|Providing information on the decision:
When the plan is adopted, the public and any countries consulted under Article 7 must be informed and the following made available to those so informed:
* the plan as adopted;
* a statement summarising how environmental considerations have been integrated into the plan and how the environmental report of Article 5, the opinions expressed pursuant to Article 6 and the results of consultations entered into pursuant to Article 7 have been taken into account in accordance with Article 8, and the reasons for choosing the plan as adopted, in the light of the other reasonable alternatives dealt with; and
* the measures decided concerning monitoring (Article 9).
|Monitoring the significant environmental effects of the plan's implementation (Article 10).|
The United Nations Economic Commission for Europe's SEA Protocol was formally adopted and signed by 35 countries in Kiev on 23 May 2003. The protocol's requirements are broadly similar to, and compatible with, those of the SEA Directive. Broadly the same types of plans and programmes require SEA; the environmental report required by the Protocol comprises similar information to that required by the Directive; and it has similar consultation requirements. The main differences are:

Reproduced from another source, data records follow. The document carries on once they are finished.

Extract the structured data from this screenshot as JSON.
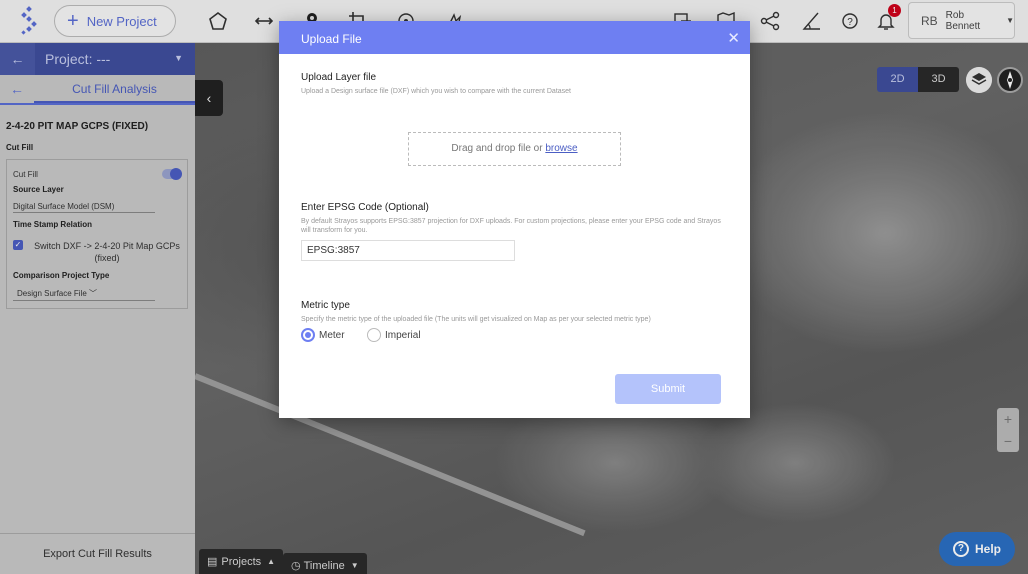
{
  "topbar": {
    "new_project_label": "New Project",
    "notification_count": "1",
    "user_initials": "RB",
    "user_name": "Rob Bennett"
  },
  "sidebar": {
    "project_title": "Project: ---",
    "tab_title": "Cut Fill Analysis",
    "map_name": "2-4-20 PIT MAP GCPS (FIXED)",
    "section_label": "Cut Fill",
    "cut_fill_toggle_label": "Cut Fill",
    "source_layer_label": "Source Layer",
    "source_layer_value": "Digital Surface Model (DSM)",
    "time_stamp_label": "Time Stamp Relation",
    "switch_text": "Switch DXF -> 2-4-20 Pit Map GCPs (fixed)",
    "comparison_label": "Comparison Project Type",
    "comparison_value": "Design Surface File",
    "export_label": "Export Cut Fill Results"
  },
  "map": {
    "view_2d": "2D",
    "view_3d": "3D",
    "zoom_in": "+",
    "zoom_out": "−",
    "projects_label": "Projects",
    "timeline_label": "Timeline",
    "help_label": "Help"
  },
  "modal": {
    "title": "Upload File",
    "upload_title": "Upload Layer file",
    "upload_desc": "Upload a Design surface file (DXF) which you wish to compare with the current Dataset",
    "dropzone_text": "Drag and drop file or ",
    "dropzone_link": "browse",
    "epsg_title": "Enter EPSG Code (Optional)",
    "epsg_desc": "By default Strayos supports EPSG:3857 projection for DXF uploads. For custom projections, please enter your EPSG code and Strayos will transform for you.",
    "epsg_value": "EPSG:3857",
    "metric_title": "Metric type",
    "metric_desc": "Specify the metric type of the uploaded file (The units will get visualized on Map as per your selected metric type)",
    "metric_options": [
      "Meter",
      "Imperial"
    ],
    "selected_metric": "Meter",
    "submit_label": "Submit"
  },
  "colors": {
    "accent": "#6e7ff2",
    "sidebar_header": "#3f4f9e",
    "submit_disabled": "#b4c3fb",
    "help": "#2b6fc4"
  }
}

- the Protocol focuses more on health impacts;
- it is more explicitly a document for public participation, and has more stringent public participation requirements;
- although it also only applies to plans and programmes, it also mentions policies and legislation; and
- it has more complex requirements about ratification, implementation etc.
If you are involved in implementing either the SEA Directive or the SEA Protocol, we suggest that you follow a guided audio presentation from Riki Therivel on the SEA Directive. This explains the structure, contents and more detailed requirements of the Directive. This can also be helpful to others who are interested in how to interpret SEA legislation. Warning: the whole process takes an hour.
OPEN the SEA Directive in pdf format (and print it out or view it on your computer).
Download the mp3 audio file and listen to it on a media player or MP3 player.
(answer to question above: screening = deciding whether SEA is needed or not )